* Prompt: Gather each line containing the string "Manage" from these entries.

(Beginning of Data)

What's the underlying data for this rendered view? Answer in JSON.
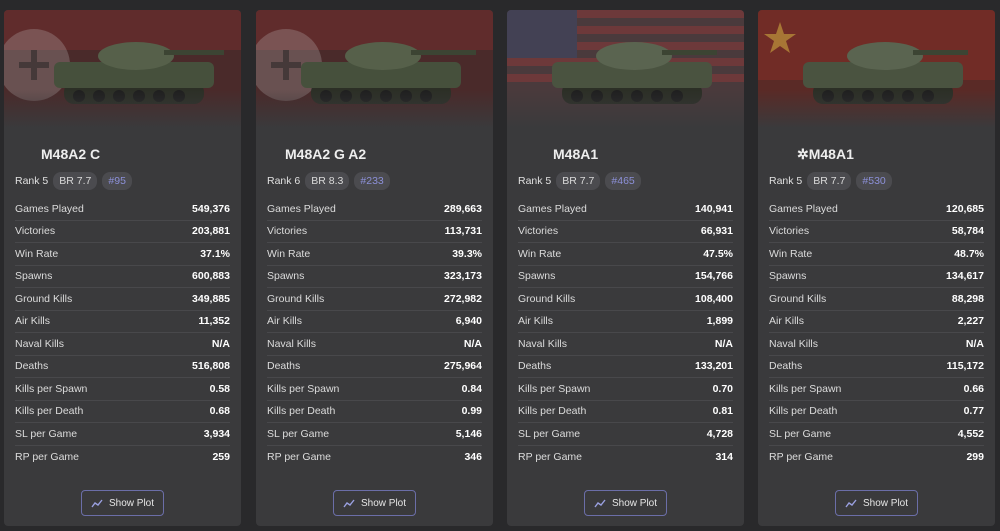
{
  "vehicles": [
    {
      "name": "M48A2 C",
      "flag": "germany",
      "rank": "Rank 5",
      "br": "BR 7.7",
      "index": "#95",
      "stats": [
        {
          "label": "Games Played",
          "value": "549,376"
        },
        {
          "label": "Victories",
          "value": "203,881"
        },
        {
          "label": "Win Rate",
          "value": "37.1%"
        },
        {
          "label": "Spawns",
          "value": "600,883"
        },
        {
          "label": "Ground Kills",
          "value": "349,885"
        },
        {
          "label": "Air Kills",
          "value": "11,352"
        },
        {
          "label": "Naval Kills",
          "value": "N/A"
        },
        {
          "label": "Deaths",
          "value": "516,808"
        },
        {
          "label": "Kills per Spawn",
          "value": "0.58"
        },
        {
          "label": "Kills per Death",
          "value": "0.68"
        },
        {
          "label": "SL per Game",
          "value": "3,934"
        },
        {
          "label": "RP per Game",
          "value": "259"
        }
      ],
      "button": "Show Plot"
    },
    {
      "name": "M48A2 G A2",
      "flag": "germany",
      "rank": "Rank 6",
      "br": "BR 8.3",
      "index": "#233",
      "stats": [
        {
          "label": "Games Played",
          "value": "289,663"
        },
        {
          "label": "Victories",
          "value": "113,731"
        },
        {
          "label": "Win Rate",
          "value": "39.3%"
        },
        {
          "label": "Spawns",
          "value": "323,173"
        },
        {
          "label": "Ground Kills",
          "value": "272,982"
        },
        {
          "label": "Air Kills",
          "value": "6,940"
        },
        {
          "label": "Naval Kills",
          "value": "N/A"
        },
        {
          "label": "Deaths",
          "value": "275,964"
        },
        {
          "label": "Kills per Spawn",
          "value": "0.84"
        },
        {
          "label": "Kills per Death",
          "value": "0.99"
        },
        {
          "label": "SL per Game",
          "value": "5,146"
        },
        {
          "label": "RP per Game",
          "value": "346"
        }
      ],
      "button": "Show Plot"
    },
    {
      "name": "M48A1",
      "flag": "usa",
      "rank": "Rank 5",
      "br": "BR 7.7",
      "index": "#465",
      "stats": [
        {
          "label": "Games Played",
          "value": "140,941"
        },
        {
          "label": "Victories",
          "value": "66,931"
        },
        {
          "label": "Win Rate",
          "value": "47.5%"
        },
        {
          "label": "Spawns",
          "value": "154,766"
        },
        {
          "label": "Ground Kills",
          "value": "108,400"
        },
        {
          "label": "Air Kills",
          "value": "1,899"
        },
        {
          "label": "Naval Kills",
          "value": "N/A"
        },
        {
          "label": "Deaths",
          "value": "133,201"
        },
        {
          "label": "Kills per Spawn",
          "value": "0.70"
        },
        {
          "label": "Kills per Death",
          "value": "0.81"
        },
        {
          "label": "SL per Game",
          "value": "4,728"
        },
        {
          "label": "RP per Game",
          "value": "314"
        }
      ],
      "button": "Show Plot"
    },
    {
      "name": "M48A1",
      "name_prefix": "✲",
      "flag": "china",
      "rank": "Rank 5",
      "br": "BR 7.7",
      "index": "#530",
      "stats": [
        {
          "label": "Games Played",
          "value": "120,685"
        },
        {
          "label": "Victories",
          "value": "58,784"
        },
        {
          "label": "Win Rate",
          "value": "48.7%"
        },
        {
          "label": "Spawns",
          "value": "134,617"
        },
        {
          "label": "Ground Kills",
          "value": "88,298"
        },
        {
          "label": "Air Kills",
          "value": "2,227"
        },
        {
          "label": "Naval Kills",
          "value": "N/A"
        },
        {
          "label": "Deaths",
          "value": "115,172"
        },
        {
          "label": "Kills per Spawn",
          "value": "0.66"
        },
        {
          "label": "Kills per Death",
          "value": "0.77"
        },
        {
          "label": "SL per Game",
          "value": "4,552"
        },
        {
          "label": "RP per Game",
          "value": "299"
        }
      ],
      "button": "Show Plot"
    }
  ],
  "icons": {
    "button_icon": "line-chart-icon"
  },
  "colors": {
    "accent": "#8c90d8",
    "card_bg": "#3a3a3c",
    "page_bg": "#29292b"
  }
}
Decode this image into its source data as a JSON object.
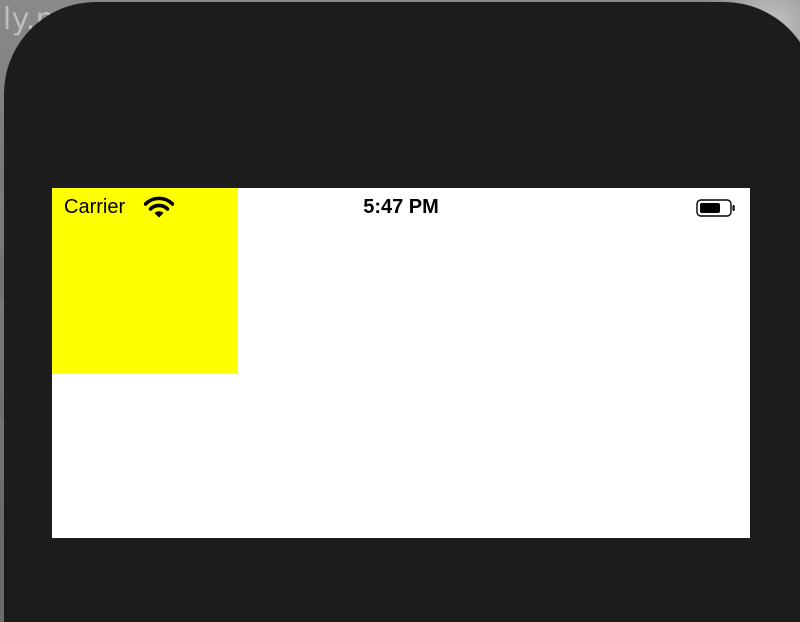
{
  "backdrop": {
    "partial_text": "ily.n"
  },
  "status_bar": {
    "carrier": "Carrier",
    "time": "5:47 PM",
    "wifi_icon": "wifi-icon",
    "battery_icon": "battery-icon"
  },
  "colors": {
    "frame": "#1c1c1c",
    "screen": "#ffffff",
    "yellow_view": "#ffff00"
  }
}
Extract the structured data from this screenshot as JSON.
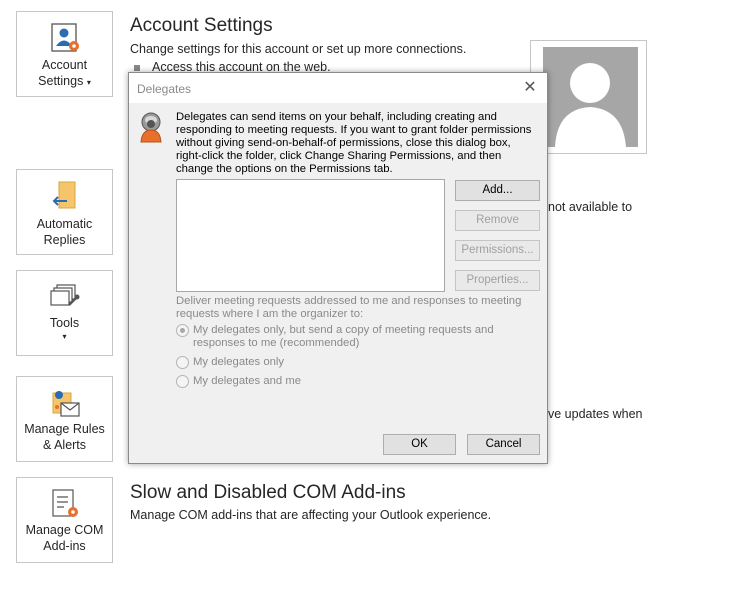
{
  "tiles": {
    "account_settings": "Account\nSettings ▾",
    "account_line1": "Account",
    "account_line2": "Settings",
    "account_chevron": "▾",
    "auto_line1": "Automatic",
    "auto_line2": "Replies",
    "tools_label": "Tools",
    "tools_chevron": "▾",
    "rules_line1": "Manage Rules",
    "rules_line2": "& Alerts",
    "com_line1": "Manage COM",
    "com_line2": "Add-ins"
  },
  "account_section": {
    "title": "Account Settings",
    "description": "Change settings for this account or set up more connections.",
    "bullet": "Access this account on the web."
  },
  "background_fragments": {
    "not_available": "not available to",
    "updates": "ve updates when"
  },
  "com_section": {
    "title": "Slow and Disabled COM Add-ins",
    "description": "Manage COM add-ins that are affecting your Outlook experience."
  },
  "dialog": {
    "title": "Delegates",
    "close": "✕",
    "description": "Delegates can send items on your behalf, including creating and responding to meeting requests. If you want to grant folder permissions without giving send-on-behalf-of permissions, close this dialog box, right-click the folder, click Change Sharing Permissions, and then change the options on the Permissions tab.",
    "buttons": {
      "add": "Add...",
      "remove": "Remove",
      "permissions": "Permissions...",
      "properties": "Properties...",
      "ok": "OK",
      "cancel": "Cancel"
    },
    "meeting_label": "Deliver meeting requests addressed to me and responses to meeting requests where I am the organizer to:",
    "options": [
      {
        "label": "My delegates only, but send a copy of meeting requests and responses to me (recommended)",
        "selected": true
      },
      {
        "label": "My delegates only",
        "selected": false
      },
      {
        "label": "My delegates and me",
        "selected": false
      }
    ]
  },
  "colors": {
    "accent_orange": "#e8702a",
    "accent_blue": "#2b6cb0"
  }
}
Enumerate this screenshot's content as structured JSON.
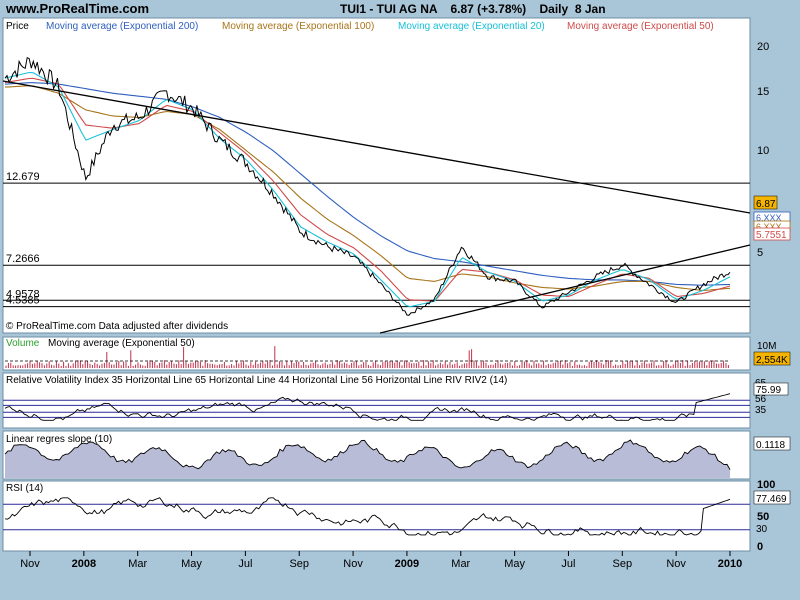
{
  "header": {
    "site": "www.ProRealTime.com",
    "title": "TUI1 - TUI AG NA    6.87 (+3.78%)    Daily  8 Jan"
  },
  "colors": {
    "background": "#a9c5d8",
    "panel": "#ffffff",
    "price": "#000000",
    "ema200": "#2e5fbf",
    "ema100": "#a8741a",
    "ema20": "#17c0d8",
    "ema50": "#d04a4a",
    "volume": "#c0304a",
    "fill": "#b9bcd6"
  },
  "chart_data": [
    {
      "type": "line",
      "panel": "price",
      "legend": [
        "Price",
        "Moving average (Exponential 200)",
        "Moving average (Exponential 100)",
        "Moving average (Exponential 20)",
        "Moving average (Exponential 50)"
      ],
      "yticks": [
        "20",
        "15",
        "10",
        "5"
      ],
      "ylim": [
        3.0,
        22.5
      ],
      "hlines": [
        {
          "label": "12.679",
          "value": 12.679
        },
        {
          "label": "7.2666",
          "value": 7.2666
        },
        {
          "label": "4.9578",
          "value": 4.9578
        },
        {
          "label": "4.5385",
          "value": 4.5385
        }
      ],
      "value_tags": [
        "6.87",
        "6.XXX",
        "6.XXX",
        "5.7551"
      ],
      "note": "© ProRealTime.com  Data adjusted after dividends",
      "x": [
        "Nov",
        "2008",
        "Mar",
        "May",
        "Jul",
        "Sep",
        "Nov",
        "2009",
        "Mar",
        "May",
        "Jul",
        "Sep",
        "Nov",
        "2010"
      ],
      "series": [
        {
          "name": "Price",
          "values": [
            19.6,
            20.8,
            19.0,
            13.0,
            16.5,
            17.0,
            18.7,
            17.6,
            15.5,
            14.0,
            12.0,
            9.5,
            8.5,
            7.8,
            6.0,
            4.0,
            5.0,
            8.5,
            6.5,
            6.2,
            4.5,
            5.5,
            6.5,
            7.3,
            6.0,
            4.8,
            6.0,
            6.87
          ]
        },
        {
          "name": "Moving average (Exponential 200)",
          "values": [
            19.2,
            19.3,
            19.2,
            18.9,
            18.6,
            18.4,
            18.2,
            17.7,
            17.0,
            16.0,
            14.8,
            13.3,
            11.8,
            10.4,
            9.2,
            8.2,
            7.7,
            7.5,
            7.2,
            6.9,
            6.6,
            6.4,
            6.3,
            6.3,
            6.2,
            6.0,
            5.95,
            6.0
          ]
        },
        {
          "name": "Moving average (Exponential 100)",
          "values": [
            19.0,
            19.1,
            18.6,
            17.5,
            17.1,
            17.0,
            17.4,
            17.2,
            16.2,
            14.8,
            13.4,
            11.7,
            10.3,
            9.2,
            7.9,
            6.4,
            6.2,
            6.7,
            6.5,
            6.1,
            5.8,
            5.7,
            5.9,
            6.2,
            6.2,
            5.8,
            5.6,
            5.75
          ]
        },
        {
          "name": "Moving average (Exponential 20)",
          "values": [
            19.6,
            20.0,
            19.0,
            15.5,
            16.2,
            16.8,
            18.2,
            17.5,
            15.6,
            14.2,
            12.2,
            9.8,
            8.8,
            8.0,
            6.3,
            4.5,
            4.9,
            7.8,
            6.8,
            6.2,
            4.9,
            5.3,
            6.3,
            7.0,
            6.3,
            5.0,
            5.6,
            6.5
          ]
        },
        {
          "name": "Moving average (Exponential 50)",
          "values": [
            19.3,
            19.6,
            19.2,
            16.5,
            16.3,
            16.6,
            17.8,
            17.4,
            16.0,
            14.6,
            12.8,
            10.6,
            9.3,
            8.4,
            6.9,
            5.0,
            4.9,
            7.0,
            6.8,
            6.3,
            5.3,
            5.2,
            6.0,
            6.7,
            6.4,
            5.2,
            5.4,
            5.9
          ]
        }
      ]
    },
    {
      "type": "bar",
      "panel": "volume",
      "legend": [
        "Volume",
        "Moving average (Exponential 50)"
      ],
      "yticks": [
        "10M"
      ],
      "value_tag": "2,554K"
    },
    {
      "type": "line",
      "panel": "rvi",
      "legend": [
        "Relative Volatility Index 35 Horizontal Line 65 Horizontal Line 44 Horizontal Line 56 Horizontal Line RIV RIV2 (14)"
      ],
      "hlines_values": [
        35,
        44,
        56,
        65
      ],
      "value_tags": [
        "65",
        "75.99",
        "56",
        "35"
      ]
    },
    {
      "type": "area",
      "panel": "slope",
      "legend": [
        "Linear regres slope (10)"
      ],
      "value_tag": "0.1118"
    },
    {
      "type": "line",
      "panel": "rsi",
      "legend": [
        "RSI (14)"
      ],
      "yticks": [
        "100",
        "50",
        "0"
      ],
      "hlines_values": [
        30,
        70
      ],
      "value_tags": [
        "77.469",
        "30"
      ]
    }
  ],
  "xaxis": {
    "labels": [
      {
        "text": "Nov",
        "bold": false
      },
      {
        "text": "2008",
        "bold": true
      },
      {
        "text": "Mar",
        "bold": false
      },
      {
        "text": "May",
        "bold": false
      },
      {
        "text": "Jul",
        "bold": false
      },
      {
        "text": "Sep",
        "bold": false
      },
      {
        "text": "Nov",
        "bold": false
      },
      {
        "text": "2009",
        "bold": true
      },
      {
        "text": "Mar",
        "bold": false
      },
      {
        "text": "May",
        "bold": false
      },
      {
        "text": "Jul",
        "bold": false
      },
      {
        "text": "Sep",
        "bold": false
      },
      {
        "text": "Nov",
        "bold": false
      },
      {
        "text": "2010",
        "bold": true
      }
    ]
  }
}
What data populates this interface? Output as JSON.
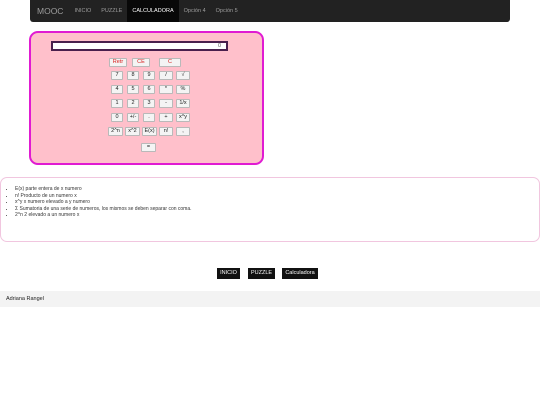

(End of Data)

* Completed exercise:
    "rules_line1": "Manage Rules",
    "com_line1": "Manage COM",
    "description": "Manage COM add-ins that are affecting your Outlook experience."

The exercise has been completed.